Instructions for the task.
All lines with the word "heading" must be pulled from the entries below.

Listed records.
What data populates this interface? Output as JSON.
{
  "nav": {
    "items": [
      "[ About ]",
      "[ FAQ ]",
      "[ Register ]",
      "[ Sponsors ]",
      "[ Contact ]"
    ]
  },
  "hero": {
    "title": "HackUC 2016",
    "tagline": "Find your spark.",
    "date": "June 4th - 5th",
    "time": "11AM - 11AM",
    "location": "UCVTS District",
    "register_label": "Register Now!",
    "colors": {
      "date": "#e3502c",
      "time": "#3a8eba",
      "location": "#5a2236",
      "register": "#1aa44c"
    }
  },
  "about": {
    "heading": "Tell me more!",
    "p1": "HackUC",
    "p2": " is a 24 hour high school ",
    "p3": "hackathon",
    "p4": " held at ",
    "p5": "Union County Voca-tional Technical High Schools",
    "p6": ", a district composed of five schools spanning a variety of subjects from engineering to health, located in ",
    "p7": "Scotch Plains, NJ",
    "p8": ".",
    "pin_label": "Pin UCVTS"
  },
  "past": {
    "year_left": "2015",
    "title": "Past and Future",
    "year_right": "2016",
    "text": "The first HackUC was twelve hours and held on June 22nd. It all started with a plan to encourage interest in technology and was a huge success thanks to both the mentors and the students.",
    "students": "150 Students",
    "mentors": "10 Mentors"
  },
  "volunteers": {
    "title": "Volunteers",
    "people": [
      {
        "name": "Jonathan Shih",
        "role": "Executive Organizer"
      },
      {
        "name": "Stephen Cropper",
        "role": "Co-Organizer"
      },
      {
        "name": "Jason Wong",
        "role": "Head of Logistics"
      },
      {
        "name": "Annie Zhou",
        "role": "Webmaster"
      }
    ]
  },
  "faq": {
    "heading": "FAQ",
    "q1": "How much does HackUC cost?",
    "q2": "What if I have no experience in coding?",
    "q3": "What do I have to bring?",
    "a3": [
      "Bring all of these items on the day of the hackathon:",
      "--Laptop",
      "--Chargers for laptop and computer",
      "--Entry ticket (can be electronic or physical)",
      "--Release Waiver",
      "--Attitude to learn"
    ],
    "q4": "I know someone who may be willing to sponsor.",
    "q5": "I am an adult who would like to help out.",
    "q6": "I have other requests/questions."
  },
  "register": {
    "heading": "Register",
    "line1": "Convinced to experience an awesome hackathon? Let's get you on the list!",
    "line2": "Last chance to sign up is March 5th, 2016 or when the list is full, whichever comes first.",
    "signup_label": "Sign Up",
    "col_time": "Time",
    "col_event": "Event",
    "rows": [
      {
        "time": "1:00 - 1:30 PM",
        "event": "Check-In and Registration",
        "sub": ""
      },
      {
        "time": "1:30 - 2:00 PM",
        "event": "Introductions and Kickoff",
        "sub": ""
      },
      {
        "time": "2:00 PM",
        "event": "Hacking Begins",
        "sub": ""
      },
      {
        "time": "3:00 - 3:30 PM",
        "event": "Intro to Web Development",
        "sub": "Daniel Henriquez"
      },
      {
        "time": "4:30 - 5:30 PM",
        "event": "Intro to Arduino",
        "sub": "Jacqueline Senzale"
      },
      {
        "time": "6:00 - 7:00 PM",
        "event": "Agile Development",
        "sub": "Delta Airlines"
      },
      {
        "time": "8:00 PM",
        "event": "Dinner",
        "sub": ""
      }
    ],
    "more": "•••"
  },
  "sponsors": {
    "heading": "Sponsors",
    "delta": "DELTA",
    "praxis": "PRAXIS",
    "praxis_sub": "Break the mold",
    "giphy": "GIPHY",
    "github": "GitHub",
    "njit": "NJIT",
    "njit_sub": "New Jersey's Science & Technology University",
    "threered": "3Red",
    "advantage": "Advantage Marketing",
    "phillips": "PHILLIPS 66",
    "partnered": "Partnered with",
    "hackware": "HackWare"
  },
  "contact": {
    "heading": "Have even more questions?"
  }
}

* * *

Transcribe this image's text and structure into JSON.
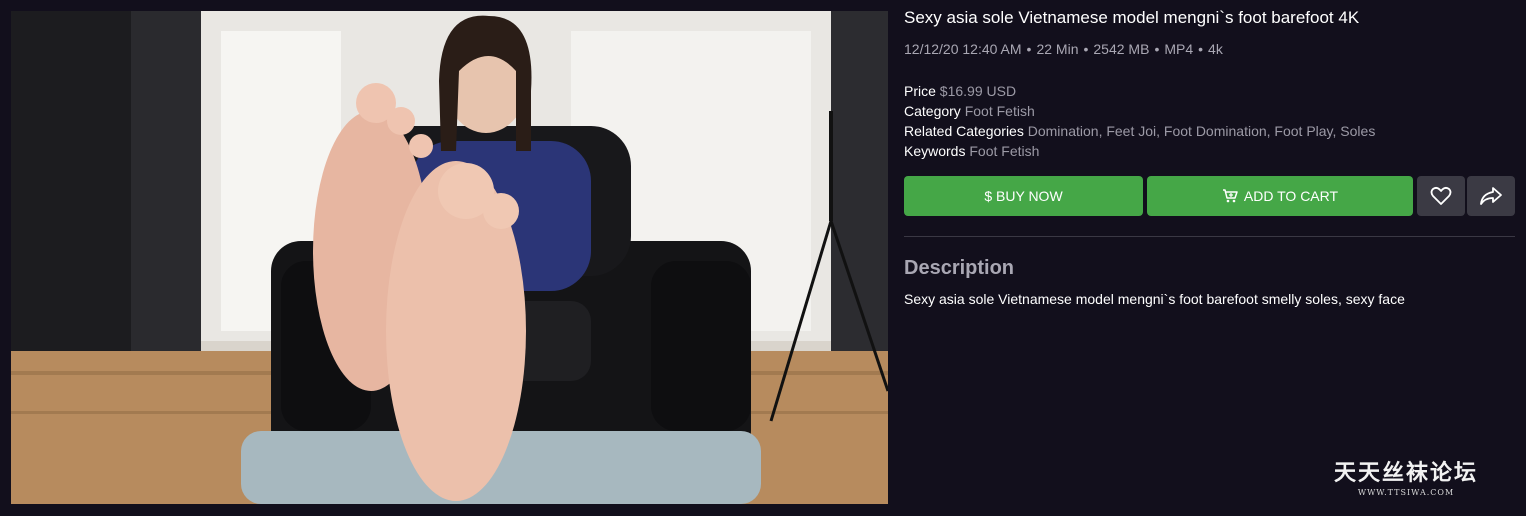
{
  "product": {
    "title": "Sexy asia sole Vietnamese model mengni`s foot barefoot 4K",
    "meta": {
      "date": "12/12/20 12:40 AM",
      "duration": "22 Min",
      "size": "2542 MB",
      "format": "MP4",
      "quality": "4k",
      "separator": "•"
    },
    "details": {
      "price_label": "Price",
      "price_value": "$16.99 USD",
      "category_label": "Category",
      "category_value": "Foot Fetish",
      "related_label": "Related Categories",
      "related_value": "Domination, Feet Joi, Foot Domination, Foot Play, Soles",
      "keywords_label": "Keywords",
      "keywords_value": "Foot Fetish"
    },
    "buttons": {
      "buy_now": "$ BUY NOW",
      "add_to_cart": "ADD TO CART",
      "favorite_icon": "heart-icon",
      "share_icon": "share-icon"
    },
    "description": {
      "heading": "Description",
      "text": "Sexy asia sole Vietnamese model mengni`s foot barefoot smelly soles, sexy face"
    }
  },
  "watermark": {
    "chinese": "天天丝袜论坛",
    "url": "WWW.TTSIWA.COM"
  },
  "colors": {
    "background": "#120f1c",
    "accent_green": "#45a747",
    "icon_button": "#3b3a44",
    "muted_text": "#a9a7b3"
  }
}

Solution.
    "heading": "Tell me more!",
    "heading": "FAQ",
    "heading": "Register",
    "heading": "Sponsors",
    "heading": "Have even more questions?"
      "heading": "Description",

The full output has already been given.